(Beginning of RECORD EXTRACTS)

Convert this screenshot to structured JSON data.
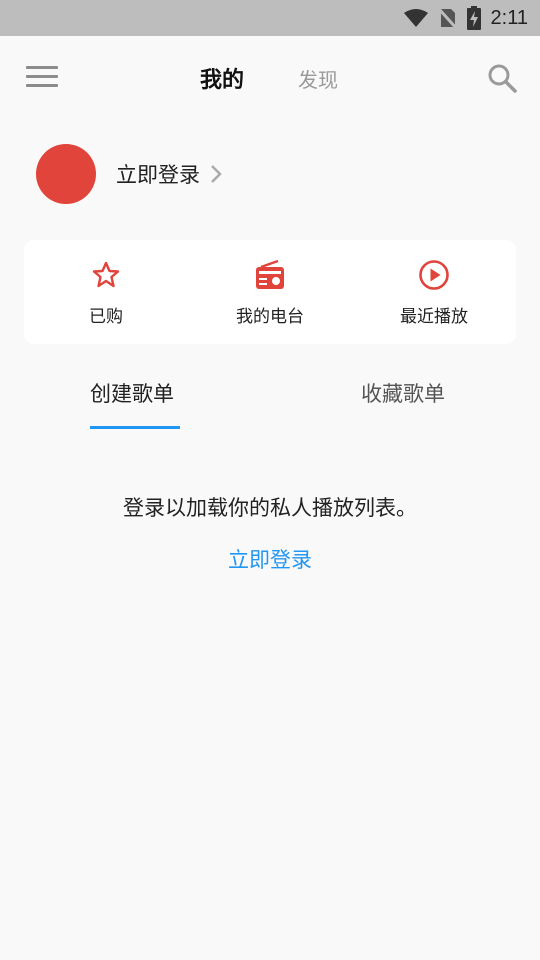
{
  "status_bar": {
    "time": "2:11",
    "icons": [
      "wifi-icon",
      "no-sim-icon",
      "battery-charging-icon"
    ]
  },
  "header": {
    "tab_mine": "我的",
    "tab_discover": "发现",
    "menu_icon": "hamburger-menu-icon",
    "search_icon": "search-icon"
  },
  "profile": {
    "login_label": "立即登录",
    "avatar_color": "#e0443a"
  },
  "quick_actions": [
    {
      "label": "已购",
      "icon": "star-icon"
    },
    {
      "label": "我的电台",
      "icon": "radio-icon"
    },
    {
      "label": "最近播放",
      "icon": "play-circle-icon"
    }
  ],
  "playlist_tabs": {
    "created": "创建歌单",
    "favorited": "收藏歌单",
    "active": "created"
  },
  "empty_state": {
    "message": "登录以加载你的私人播放列表。",
    "login_link": "立即登录"
  },
  "colors": {
    "accent_red": "#e0443a",
    "accent_blue": "#2196f3"
  }
}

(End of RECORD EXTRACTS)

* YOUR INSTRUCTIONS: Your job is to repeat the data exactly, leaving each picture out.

* TASK SOLUTION:
Convert this screenshot to structured JSON data.
{
  "status_bar": {
    "time": "2:11",
    "icons": [
      "wifi-icon",
      "no-sim-icon",
      "battery-charging-icon"
    ]
  },
  "header": {
    "tab_mine": "我的",
    "tab_discover": "发现",
    "menu_icon": "hamburger-menu-icon",
    "search_icon": "search-icon"
  },
  "profile": {
    "login_label": "立即登录",
    "avatar_color": "#e0443a"
  },
  "quick_actions": [
    {
      "label": "已购",
      "icon": "star-icon"
    },
    {
      "label": "我的电台",
      "icon": "radio-icon"
    },
    {
      "label": "最近播放",
      "icon": "play-circle-icon"
    }
  ],
  "playlist_tabs": {
    "created": "创建歌单",
    "favorited": "收藏歌单",
    "active": "created"
  },
  "empty_state": {
    "message": "登录以加载你的私人播放列表。",
    "login_link": "立即登录"
  },
  "colors": {
    "accent_red": "#e0443a",
    "accent_blue": "#2196f3"
  }
}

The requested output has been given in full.